What the exercise asks = An exact copy of the listing below is required, minus its pictures.

==*==

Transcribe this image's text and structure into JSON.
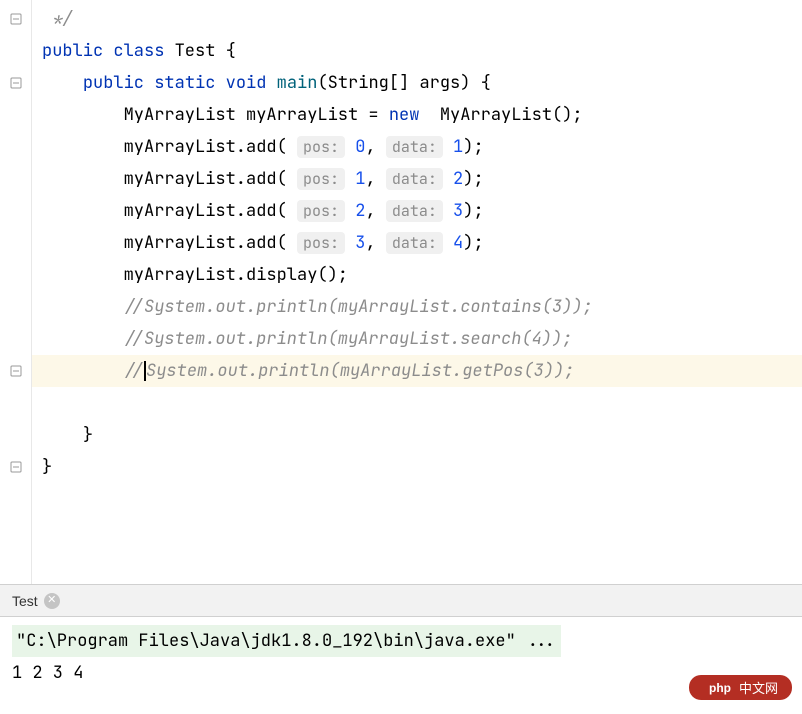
{
  "editor": {
    "line1": " */",
    "class_decl": {
      "kw_public": "public",
      "kw_class": "class",
      "name": "Test",
      "brace": " {"
    },
    "main_decl": {
      "kw_public": "public",
      "kw_static": "static",
      "kw_void": "void",
      "name": "main",
      "params": "(String[] args) {"
    },
    "line4": {
      "type1": "MyArrayList",
      "var": " myArrayList = ",
      "kw_new": "new",
      "type2": "  MyArrayList();"
    },
    "add1": {
      "prefix": "myArrayList.add( ",
      "h1": "pos:",
      "v1": " 0",
      "sep": ", ",
      "h2": "data:",
      "v2": " 1",
      "suffix": ");"
    },
    "add2": {
      "prefix": "myArrayList.add( ",
      "h1": "pos:",
      "v1": " 1",
      "sep": ", ",
      "h2": "data:",
      "v2": " 2",
      "suffix": ");"
    },
    "add3": {
      "prefix": "myArrayList.add( ",
      "h1": "pos:",
      "v1": " 2",
      "sep": ", ",
      "h2": "data:",
      "v2": " 3",
      "suffix": ");"
    },
    "add4": {
      "prefix": "myArrayList.add( ",
      "h1": "pos:",
      "v1": " 3",
      "sep": ", ",
      "h2": "data:",
      "v2": " 4",
      "suffix": ");"
    },
    "display": "myArrayList.display();",
    "comment1": "//System.out.println(myArrayList.contains(3));",
    "comment2": "//System.out.println(myArrayList.search(4));",
    "comment3_a": "//",
    "comment3_b": "System.out.println(myArrayList.getPos(3));",
    "close_method": "}",
    "close_class": "}"
  },
  "run": {
    "tab_label": "Test",
    "command": "\"C:\\Program Files\\Java\\jdk1.8.0_192\\bin\\java.exe\" ...",
    "output": "1 2 3 4"
  },
  "watermark": "中文网"
}
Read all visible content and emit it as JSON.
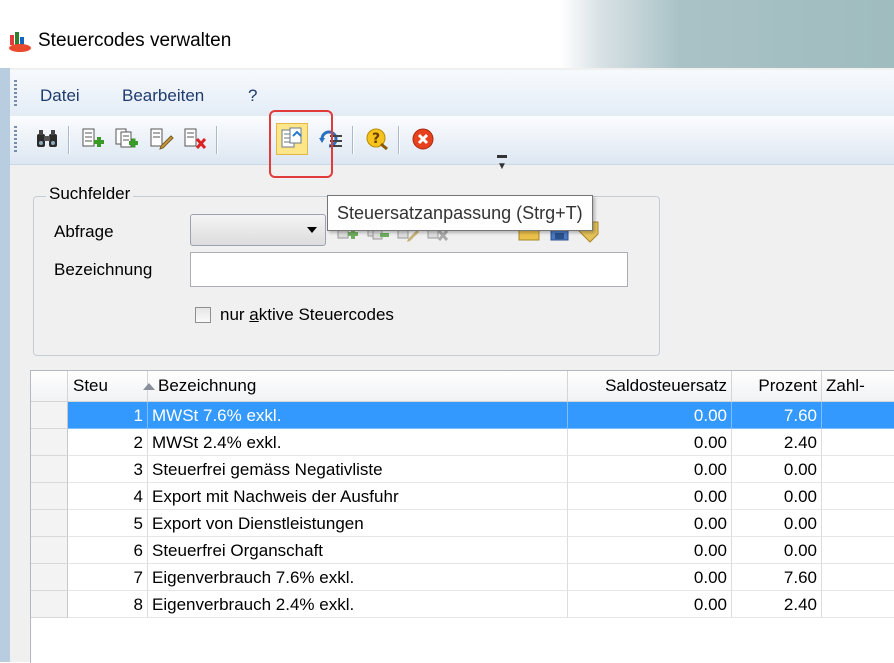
{
  "window": {
    "title": "Steuercodes verwalten"
  },
  "menu": {
    "items": [
      "Datei",
      "Bearbeiten",
      "?"
    ]
  },
  "toolbar": {
    "buttons": [
      "binoculars-icon",
      "add-record-icon",
      "copy-record-icon",
      "edit-record-icon",
      "delete-record-icon",
      "tax-rate-adjust-icon",
      "query-settings-icon",
      "help-icon",
      "close-icon"
    ],
    "tooltip": "Steuersatzanpassung (Strg+T)"
  },
  "search": {
    "group_title": "Suchfelder",
    "abfrage_label": "Abfrage",
    "abfrage_value": "",
    "bezeichnung_label": "Bezeichnung",
    "bezeichnung_value": "",
    "checkbox_label": "nur aktive Steuercodes",
    "checkbox_checked": false
  },
  "grid": {
    "columns": [
      "Steu",
      "Bezeichnung",
      "Saldosteuersatz",
      "Prozent",
      "Zahl-"
    ],
    "sorted_column": "Bezeichnung",
    "rows": [
      {
        "code": "1",
        "name": "MWSt 7.6% exkl.",
        "saldo": "0.00",
        "prozent": "7.60",
        "selected": true
      },
      {
        "code": "2",
        "name": "MWSt 2.4% exkl.",
        "saldo": "0.00",
        "prozent": "2.40"
      },
      {
        "code": "3",
        "name": "Steuerfrei gemäss Negativliste",
        "saldo": "0.00",
        "prozent": "0.00"
      },
      {
        "code": "4",
        "name": "Export mit Nachweis der Ausfuhr",
        "saldo": "0.00",
        "prozent": "0.00"
      },
      {
        "code": "5",
        "name": "Export von Dienstleistungen",
        "saldo": "0.00",
        "prozent": "0.00"
      },
      {
        "code": "6",
        "name": "Steuerfrei Organschaft",
        "saldo": "0.00",
        "prozent": "0.00"
      },
      {
        "code": "7",
        "name": "Eigenverbrauch 7.6% exkl.",
        "saldo": "0.00",
        "prozent": "7.60"
      },
      {
        "code": "8",
        "name": "Eigenverbrauch 2.4% exkl.",
        "saldo": "0.00",
        "prozent": "2.40"
      }
    ]
  },
  "colors": {
    "selection": "#3399ff",
    "highlight_box": "#e23b3b",
    "menu_text": "#1f3c6e"
  }
}
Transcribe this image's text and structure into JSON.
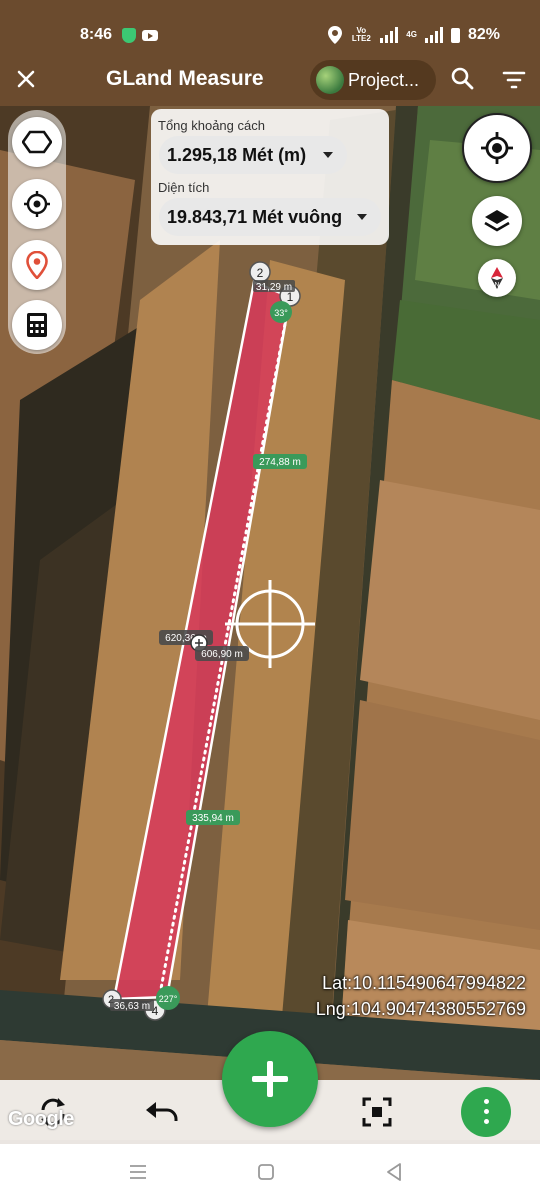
{
  "status_bar": {
    "time": "8:46",
    "network_tag": "Vo LTE2",
    "network_4g": "4G",
    "battery": "82%"
  },
  "app_bar": {
    "title": "GLand Measure",
    "project_label": "Project...",
    "icons": [
      "close-icon",
      "search-icon",
      "filter-icon"
    ]
  },
  "measure": {
    "distance_label": "Tổng khoảng cách",
    "distance_value": "1.295,18 Mét (m)",
    "area_label": "Diện tích",
    "area_value": "19.843,71 Mét vuông"
  },
  "map_labels": {
    "p1": "1",
    "p2": "2",
    "p2b": "2",
    "p4": "4",
    "seg_top": "31,29 m",
    "angle_top": "33°",
    "seg_right": "274,88 m",
    "seg_left": "620,36 m",
    "seg_mid": "606,90 m",
    "seg_lower": "335,94 m",
    "seg_bottom": "36,63 m",
    "angle_bottom": "227°"
  },
  "coords": {
    "lat": "Lat:10.115490647994822",
    "lng": "Lng:104.90474380552769"
  },
  "left_tools": [
    "polygon-icon",
    "gps-target-icon",
    "location-pin-icon",
    "calculator-icon"
  ],
  "right_tools": [
    "my-location-icon",
    "layers-icon",
    "compass-icon"
  ],
  "bottom_bar": {
    "google": "Google",
    "icons": [
      "rotate-icon",
      "undo-icon",
      "add-icon",
      "fit-bounds-icon",
      "more-icon"
    ]
  },
  "colors": {
    "header": "#6b4b2e",
    "polygon_fill": "#d83a5a",
    "accent_green": "#2fa84f"
  }
}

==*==

Response =
Transcribe this image's text and structure into JSON.
{
  "editor": {
    "line1": " */",
    "class_decl": {
      "kw_public": "public",
      "kw_class": "class",
      "name": "Test",
      "brace": " {"
    },
    "main_decl": {
      "kw_public": "public",
      "kw_static": "static",
      "kw_void": "void",
      "name": "main",
      "params": "(String[] args) {"
    },
    "line4": {
      "type1": "MyArrayList",
      "var": " myArrayList = ",
      "kw_new": "new",
      "type2": "  MyArrayList();"
    },
    "add1": {
      "prefix": "myArrayList.add( ",
      "h1": "pos:",
      "v1": " 0",
      "sep": ", ",
      "h2": "data:",
      "v2": " 1",
      "suffix": ");"
    },
    "add2": {
      "prefix": "myArrayList.add( ",
      "h1": "pos:",
      "v1": " 1",
      "sep": ", ",
      "h2": "data:",
      "v2": " 2",
      "suffix": ");"
    },
    "add3": {
      "prefix": "myArrayList.add( ",
      "h1": "pos:",
      "v1": " 2",
      "sep": ", ",
      "h2": "data:",
      "v2": " 3",
      "suffix": ");"
    },
    "add4": {
      "prefix": "myArrayList.add( ",
      "h1": "pos:",
      "v1": " 3",
      "sep": ", ",
      "h2": "data:",
      "v2": " 4",
      "suffix": ");"
    },
    "display": "myArrayList.display();",
    "comment1": "//System.out.println(myArrayList.contains(3));",
    "comment2": "//System.out.println(myArrayList.search(4));",
    "comment3_a": "//",
    "comment3_b": "System.out.println(myArrayList.getPos(3));",
    "close_method": "}",
    "close_class": "}"
  },
  "run": {
    "tab_label": "Test",
    "command": "\"C:\\Program Files\\Java\\jdk1.8.0_192\\bin\\java.exe\" ...",
    "output": "1 2 3 4"
  },
  "watermark": "中文网"
}
Read all visible content and emit it as JSON.
{
  "window": {
    "title": "Steuercodes verwalten"
  },
  "menu": {
    "items": [
      "Datei",
      "Bearbeiten",
      "?"
    ]
  },
  "toolbar": {
    "buttons": [
      "binoculars-icon",
      "add-record-icon",
      "copy-record-icon",
      "edit-record-icon",
      "delete-record-icon",
      "tax-rate-adjust-icon",
      "query-settings-icon",
      "help-icon",
      "close-icon"
    ],
    "tooltip": "Steuersatzanpassung (Strg+T)"
  },
  "search": {
    "group_title": "Suchfelder",
    "abfrage_label": "Abfrage",
    "abfrage_value": "",
    "bezeichnung_label": "Bezeichnung",
    "bezeichnung_value": "",
    "checkbox_label": "nur aktive Steuercodes",
    "checkbox_checked": false
  },
  "grid": {
    "columns": [
      "Steu",
      "Bezeichnung",
      "Saldosteuersatz",
      "Prozent",
      "Zahl-"
    ],
    "sorted_column": "Bezeichnung",
    "rows": [
      {
        "code": "1",
        "name": "MWSt 7.6% exkl.",
        "saldo": "0.00",
        "prozent": "7.60",
        "selected": true
      },
      {
        "code": "2",
        "name": "MWSt 2.4% exkl.",
        "saldo": "0.00",
        "prozent": "2.40"
      },
      {
        "code": "3",
        "name": "Steuerfrei gemäss Negativliste",
        "saldo": "0.00",
        "prozent": "0.00"
      },
      {
        "code": "4",
        "name": "Export mit Nachweis der Ausfuhr",
        "saldo": "0.00",
        "prozent": "0.00"
      },
      {
        "code": "5",
        "name": "Export von Dienstleistungen",
        "saldo": "0.00",
        "prozent": "0.00"
      },
      {
        "code": "6",
        "name": "Steuerfrei Organschaft",
        "saldo": "0.00",
        "prozent": "0.00"
      },
      {
        "code": "7",
        "name": "Eigenverbrauch 7.6% exkl.",
        "saldo": "0.00",
        "prozent": "7.60"
      },
      {
        "code": "8",
        "name": "Eigenverbrauch 2.4% exkl.",
        "saldo": "0.00",
        "prozent": "2.40"
      }
    ]
  },
  "colors": {
    "selection": "#3399ff",
    "highlight_box": "#e23b3b",
    "menu_text": "#1f3c6e"
  }
}
Transcribe this image's text and structure into JSON.
{
  "status_bar": {
    "time": "8:46",
    "network_tag": "Vo LTE2",
    "network_4g": "4G",
    "battery": "82%"
  },
  "app_bar": {
    "title": "GLand Measure",
    "project_label": "Project...",
    "icons": [
      "close-icon",
      "search-icon",
      "filter-icon"
    ]
  },
  "measure": {
    "distance_label": "Tổng khoảng cách",
    "distance_value": "1.295,18 Mét (m)",
    "area_label": "Diện tích",
    "area_value": "19.843,71 Mét vuông"
  },
  "map_labels": {
    "p1": "1",
    "p2": "2",
    "p2b": "2",
    "p4": "4",
    "seg_top": "31,29 m",
    "angle_top": "33°",
    "seg_right": "274,88 m",
    "seg_left": "620,36 m",
    "seg_mid": "606,90 m",
    "seg_lower": "335,94 m",
    "seg_bottom": "36,63 m",
    "angle_bottom": "227°"
  },
  "coords": {
    "lat": "Lat:10.115490647994822",
    "lng": "Lng:104.90474380552769"
  },
  "left_tools": [
    "polygon-icon",
    "gps-target-icon",
    "location-pin-icon",
    "calculator-icon"
  ],
  "right_tools": [
    "my-location-icon",
    "layers-icon",
    "compass-icon"
  ],
  "bottom_bar": {
    "google": "Google",
    "icons": [
      "rotate-icon",
      "undo-icon",
      "add-icon",
      "fit-bounds-icon",
      "more-icon"
    ]
  },
  "colors": {
    "header": "#6b4b2e",
    "polygon_fill": "#d83a5a",
    "accent_green": "#2fa84f"
  }
}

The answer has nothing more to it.